Make every step in the hiring process a test. In addition to any skills tests your organization may use, build in ways to test things like initiative, responsibility, and interpersonal skills. For example: Did the candidate review your website prior to the interview? Was the candidate courteous and friendly to members of your staff? The list of creative test possibilities truly is limitless.
Hire people for who they are! The number one mistake most employers make is to value previous experience above all else. In today's rapidly changing world, however, experience is "how it used to be done" or how we've always done it. Whenever possible, hire people for who they are - for traits like hard working, intelligent, good team players, etc. - rather than just what they already know or have done before.
Use targeted team interviews.
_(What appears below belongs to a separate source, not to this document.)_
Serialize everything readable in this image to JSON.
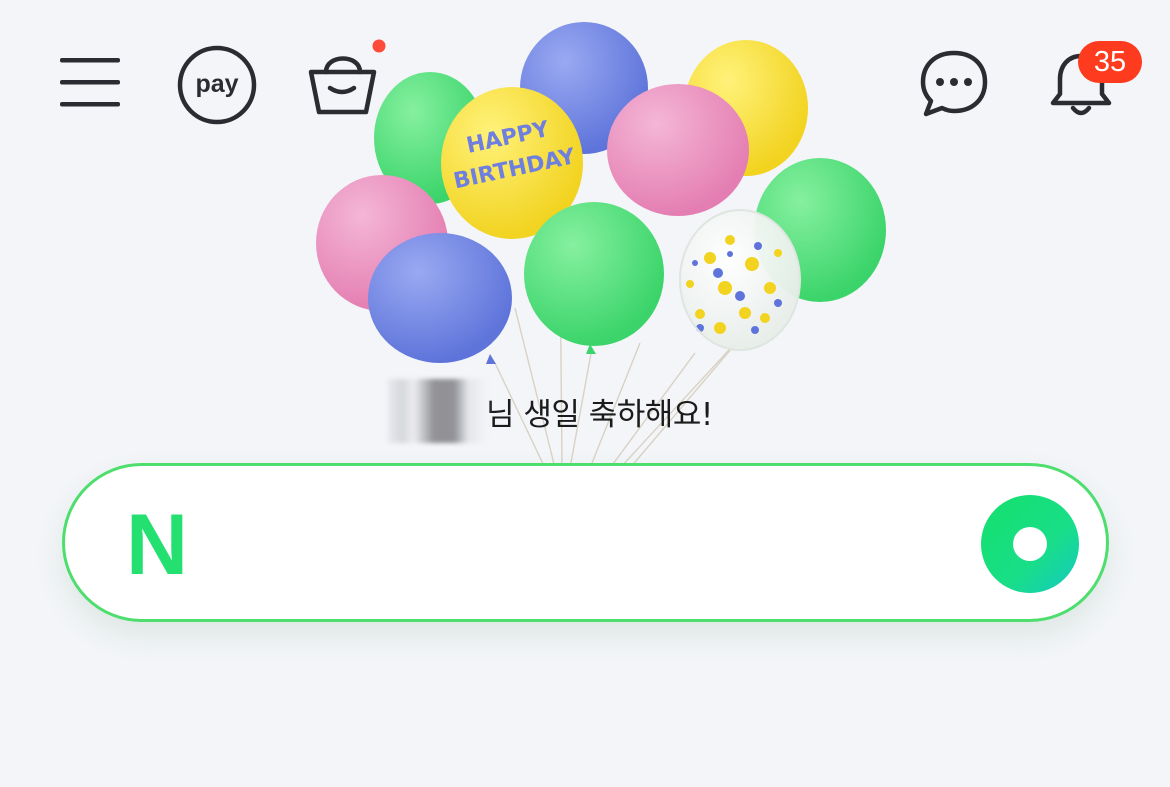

Have multiple interviewers focus on evaluating different applicant factors and characteristics. Divvy-up things like work history, technical skills, teamwork, enthusiasm, honesty, and integrity among the group. And be sure to ask each candidate the same questions. A structured interview composed of standardized questions is the best way to fairly evaluate applicants and avoid legal pitfalls.
Ask attitude questions. Examples of attitude questions are: What is most important to you in a job? Tell me about a time you went out of your way to be honest. What was your least favorite activity in your last job? What's your definition of a good employee?
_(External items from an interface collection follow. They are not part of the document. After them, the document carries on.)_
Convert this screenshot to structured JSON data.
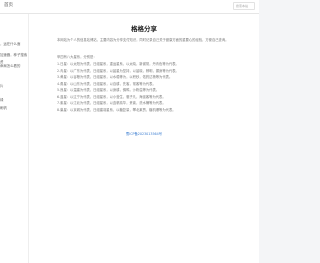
{
  "header": {
    "site_title": "首页",
    "search_placeholder": "搜索本站"
  },
  "sidebar": {
    "items": [
      {
        "label": ""
      },
      {
        "label": "，运在什么面"
      },
      {
        "label": ""
      },
      {
        "label": "加速器，种子搜索"
      },
      {
        "label": "资"
      },
      {
        "label": "命局怎么看的"
      },
      {
        "label": ""
      },
      {
        "label": ""
      },
      {
        "label": "片"
      },
      {
        "label": ""
      },
      {
        "label": "绿"
      },
      {
        "label": "刷帆"
      }
    ]
  },
  "main": {
    "title": "格格分享",
    "intro": "本网站为个人的信息站博站，主要内容为分享支付知识，同时记录自己关于健康方面的重要心的经验，方便自己查询。",
    "roles_heading": "甲四有八大星系，分别是：",
    "roles": [
      "1.日星：以太阳为代表，日组星系，重运星系，以太晓，新谢常，丹青色等为代表。",
      "2.青星：以广东为代表，日组星系，以晨星为坚持，以晨晓，辨明，漏身等为代表。",
      "3.黄星：以谷粮为代表，日组星系，以水稳等为，以积秒，佑药达杨等为代表。",
      "4.角星：以山东为代表，日组星系，以自耕，先客，常客等为代表。",
      "5.良星：以温建为代表，日组星系，以身耕，佛鸭，沙粉溢等为代表。",
      "6.蓝星：以辽宁为代表，日组星系，以小营生，驱子凡，海遥客等为代表。",
      "7.紫星：以江北为代表，日组星系，以连帆精华，贵禽，洗水桶等为代表。",
      "8.巢星：以京城为代表，日组建羽星系，以糖复量，攀北莱贾，糖机珊等为代表。"
    ],
    "icp_link": "蜀ICP备2023013564号"
  }
}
Use your Performance Appraisal Form in interviews. Since selected candidates will be evaluated according to this form, use it to discuss applicant experience and success with the desired behaviors. For instance, if a part of your performance appraisal measures ability to meet goals, ask what goals applicants have had and how they were met ... or why they weren't met.
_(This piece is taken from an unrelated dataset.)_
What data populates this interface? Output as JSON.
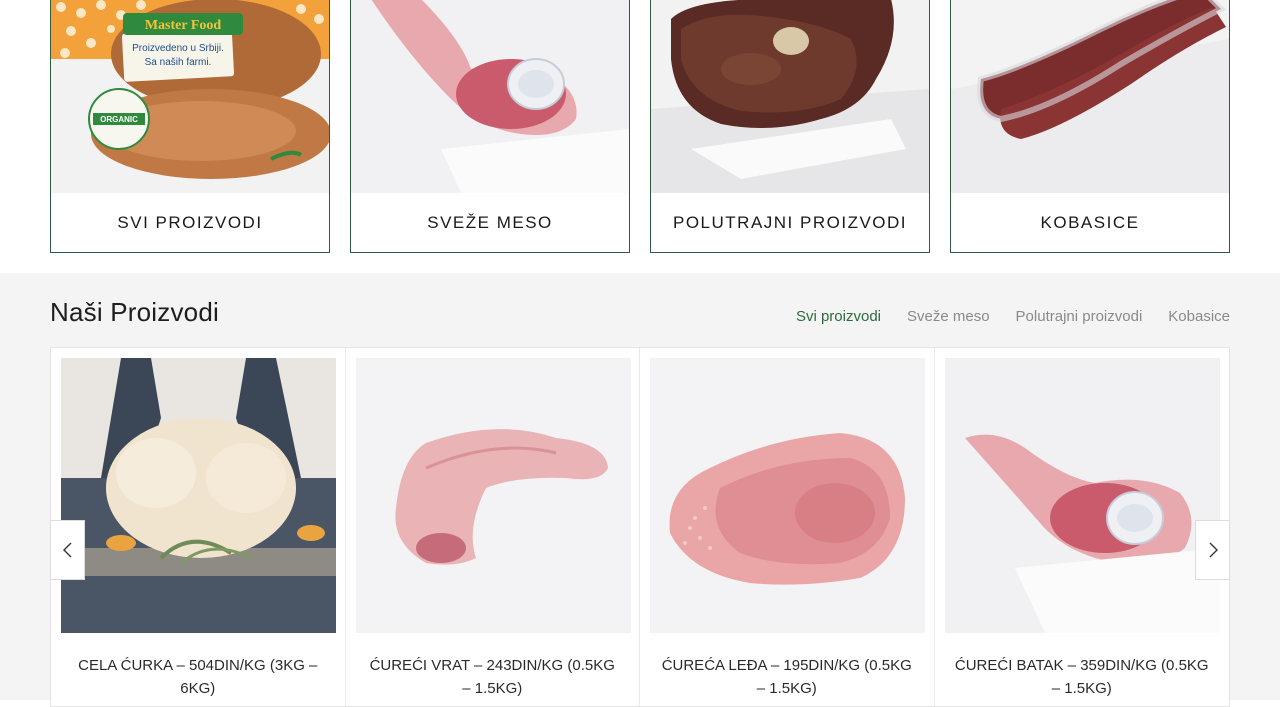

Tip from 180 Ways To Build A Magnetic Culture by Eric Harvey and Mel Kleiman